At the time Jenevieve was just starting out and was dealing with the backlash that she thought she would face in Nigeria if she bared certain body parts in her photographs. She was concerned about her photographs being viewed as oversexualised or disrespectful. Her works complicate the tension between pre- and post-colonial identities, along with westernised and non-westernised cultural values and identities
In MFON, we prominently feature some of her powerful photographs from the series Great Expectations – Miss Aken, which speaks to how marriage impacts Nigerian women. The work also eloquently brings to the discussion the difference between art and exploitation when representing a woman’s body.
A visual artist living in Ithaca, New York, Nydia Blas weaves intimate stories through a Black feminine lens, creating a spellbinding portrait of the complex layers of existence. Drawing upon her own experiences as a girl, woman, and a mother, Blas creates allegorical images that engage with ideas of circumstance, value, and power to examine the relationship between resilience and resistance.
Laylah Amatullah Barrayn & Adama Delphine Fawundu: We were both blown away by Nydia Blas’s photographs that create magical narratives around young girls of colour, which we saw during her residency at the Center for Photography at Woodstock. For MFON, we chose a photograph from her series The Girls Who Spun Gold. Here Blas examines the concept of seeing oneself through the gaze of others. Her photographs explore ways in which girls come to understand themselves while simultaneously becoming aware of the expectations of being gendered, racialised, and sexualised.
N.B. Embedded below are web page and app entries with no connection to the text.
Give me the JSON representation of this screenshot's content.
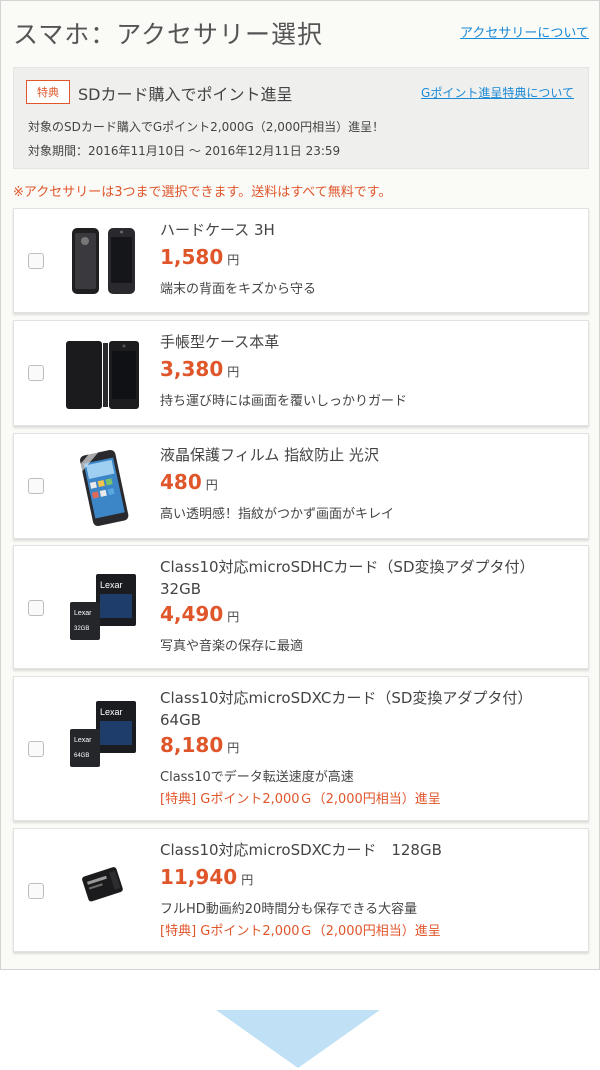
{
  "header": {
    "title": "スマホ：アクセサリー選択",
    "about_link": "アクセサリーについて"
  },
  "promo": {
    "badge": "特典",
    "title": "SDカード購入でポイント進呈",
    "link": "Gポイント進呈特典について",
    "line1": "対象のSDカード購入でGポイント2,000G（2,000円相当）進呈！",
    "line2": "対象期間：2016年11月10日 〜 2016年12月11日 23:59"
  },
  "notice": "※アクセサリーは3つまで選択できます。送料はすべて無料です。",
  "currency": "円",
  "items": [
    {
      "name": "ハードケース 3H",
      "price": "1,580",
      "desc": "端末の背面をキズから守る",
      "icon": "hard-case-icon"
    },
    {
      "name": "手帳型ケース本革",
      "price": "3,380",
      "desc": "持ち運び時には画面を覆いしっかりガード",
      "icon": "flip-case-icon"
    },
    {
      "name": "液晶保護フィルム 指紋防止 光沢",
      "price": "480",
      "desc": "高い透明感！指紋がつかず画面がキレイ",
      "icon": "screen-film-icon"
    },
    {
      "name": "Class10対応microSDHCカード（SD変換アダプタ付）",
      "name2": "32GB",
      "price": "4,490",
      "desc": "写真や音楽の保存に最適",
      "icon": "sdhc-card-icon",
      "card_label": "32GB"
    },
    {
      "name": "Class10対応microSDXCカード（SD変換アダプタ付）",
      "name2": "64GB",
      "price": "8,180",
      "desc": "Class10でデータ転送速度が高速",
      "bonus": "[特典] Gポイント2,000Ｇ（2,000円相当）進呈",
      "icon": "sdxc-card-icon",
      "card_label": "64GB"
    },
    {
      "name": "Class10対応microSDXCカード　128GB",
      "price": "11,940",
      "desc": "フルHD動画約20時間分も保存できる大容量",
      "bonus": "[特典] Gポイント2,000Ｇ（2,000円相当）進呈",
      "icon": "microsd-card-icon"
    }
  ],
  "brand_text": "Lexar",
  "colors": {
    "accent": "#e0562b",
    "link": "#1a8ad6",
    "arrow": "#bfe0f5"
  }
}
Born in Kingston, Jamaica, Sabriya Simon moved to the island of Antigua just before turning five years old. She returned to her homeland in 1998 to attend University, getting degrees in Psychology and Applied Organisational Psychology. During school, she got her first camera and began to teach herself the art, documenting the landscape of Jamaica and the women who inhabit it. Simon’s work is natural and intuitive, embracing the essence of the Goddess in her many forms.
Laylah Amatullah Barrayn & Adama Delphine Fawundu: Sabriya Simon sheds light on how the ancient spiritual practices hailing from the continent of Africa have transformed within the diaspora over hundreds of years. Her works are important in larger conversations about identity, spirituality, and cultural hybridity, demonstrating that even colonialism and enslavement could not stop the powerful spiritual practices of the people.
Pre-order MFON here